Understanding the Relations among Episodic Memory, Associative Learning, and Fluid Intelligence in Younger and Older Adults
Date of Award
Doctor of Philosophy (PhD)
Age-related changes in episodic memory are hallmarks of aging (Balota, Dolan, & Ducheck, 2000). However, there is still debate as to what underlies episodic memory declines. Two hypotheses, the associative deficit hypothesis (Naveh-Benjamin, 2000) and the environmental support hypothesis (Craik, 1983), were evaluated as possible explanations. The associative deficit hypothesis predicts that age-related differences are greater in tasks that require binding of memory items or features of an item, whereas the environmental support hypothesis argues that age-related differences are greater in tasks that do not provide participants with retrieval cues at the time of test. Under certain circumstances, like those studied here, these hypotheses make different predictions for age-related differences in episodic memory.

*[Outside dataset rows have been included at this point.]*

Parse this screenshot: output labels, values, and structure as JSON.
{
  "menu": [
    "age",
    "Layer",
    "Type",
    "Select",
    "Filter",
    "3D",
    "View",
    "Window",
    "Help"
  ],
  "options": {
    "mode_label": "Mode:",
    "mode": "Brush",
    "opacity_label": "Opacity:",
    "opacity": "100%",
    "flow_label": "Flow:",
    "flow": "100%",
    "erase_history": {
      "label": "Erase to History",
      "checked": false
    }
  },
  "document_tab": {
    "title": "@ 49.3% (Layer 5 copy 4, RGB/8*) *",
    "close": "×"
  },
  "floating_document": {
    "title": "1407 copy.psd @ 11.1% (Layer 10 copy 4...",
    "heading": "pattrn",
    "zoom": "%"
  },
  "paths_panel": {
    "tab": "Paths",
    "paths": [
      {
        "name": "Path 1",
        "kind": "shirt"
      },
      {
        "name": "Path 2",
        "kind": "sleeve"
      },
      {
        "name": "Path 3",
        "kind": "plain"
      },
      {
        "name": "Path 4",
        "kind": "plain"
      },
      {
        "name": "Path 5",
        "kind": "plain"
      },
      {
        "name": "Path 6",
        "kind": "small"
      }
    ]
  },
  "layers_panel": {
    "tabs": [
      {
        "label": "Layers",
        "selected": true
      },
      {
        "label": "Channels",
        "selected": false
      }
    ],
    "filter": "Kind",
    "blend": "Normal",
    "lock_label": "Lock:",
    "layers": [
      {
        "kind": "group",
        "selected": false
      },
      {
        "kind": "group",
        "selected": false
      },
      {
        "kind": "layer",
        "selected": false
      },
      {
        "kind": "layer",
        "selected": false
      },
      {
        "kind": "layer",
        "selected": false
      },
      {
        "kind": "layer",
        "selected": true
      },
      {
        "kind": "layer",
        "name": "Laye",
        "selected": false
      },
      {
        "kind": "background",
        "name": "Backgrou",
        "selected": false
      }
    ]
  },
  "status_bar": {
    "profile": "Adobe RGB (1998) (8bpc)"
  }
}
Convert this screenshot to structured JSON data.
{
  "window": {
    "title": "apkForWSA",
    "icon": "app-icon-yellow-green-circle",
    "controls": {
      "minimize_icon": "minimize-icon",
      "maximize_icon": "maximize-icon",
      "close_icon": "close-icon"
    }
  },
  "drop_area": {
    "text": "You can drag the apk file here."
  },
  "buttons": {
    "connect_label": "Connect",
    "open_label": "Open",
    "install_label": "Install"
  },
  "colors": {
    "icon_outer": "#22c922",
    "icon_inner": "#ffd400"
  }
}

In order to test these hypotheses, participants completed verbal and spatial versions of three different learning tasks: list recall, paired-associate, and complex association learning. The tasks differed both in the amount of binding required and in the amount of retrieval cues provided at test. The associative deficit hypothesis predicts that age-related differences will be greater on paired-associate and complex association learning tasks relative to performance on list learning tasks. In contrast, the environmental support hypothesis predicts that age-related differences will be greater on list learning tasks relative to performance on paired-associate and complex association learning tasks, both of which provide retrieval cues for support at recall.
These three learning tasks not only allowed for the examination of age-related differences in episodic memory, but performance on these learning tasks along with performance on fluid intelligence tasks also allowed for the examination of the predictive utility of learning for individual and age-related differences in fluid intelligence. With respect to this second issue, two separate questions were addressed: First, is complex association learning or general learning ability the better predictor of fluid intelligence, and second, does learning account for unique variance in fluid intelligence after controlling for other cognitive abilities? The second question was addressed in the context of a cognitive cascade model in which the relations among several cognitive variables (i.e., processing speed, working memory, and secondary memory) were examined with learning as a potential mediator of age-related differences in fluid intelligence.
In regard to age-related differences in episodic memory, the results of the current study were consistent with the associative deficit hypothesis and provide evidence against the environmental support hypothesis. Age differences were found to be greater on the paired-associate learning task and the complex association learning task relative to the list learning task, consistent with the associative deficit hypothesis but the exact opposite of what is predicted by the environmental support hypothesis. This associative deficit was observed in both initial learning and final learning memory performance, and in both the verbal and spatial domains. Thus, as suggested by Naveh-Benjamin (2000), older adults are more impaired in the ability to encode or retrieve associations as opposed to individual items. Further, associative learning among older adults was an important predictor of fluid intelligence. However, among younger adults, individual differences in learning in general, and not just associative learning, were predictive of fluid intelligence. The present findings demonstrate that learning is an important predictor of fluid intelligence in both young and older adults.
Chair and Committee
Nancy Morrow-Howell, Joel Myerson, Mitchell Sommers, Michael Strube, Nancy Tye-Murray
Tamez, Elaine Marie, "Understanding the Relations among Episodic Memory, Associative Learning, and Fluid Intelligence in Younger and Older Adults" (2012). Arts & Sciences Electronic Theses and Dissertations. 301.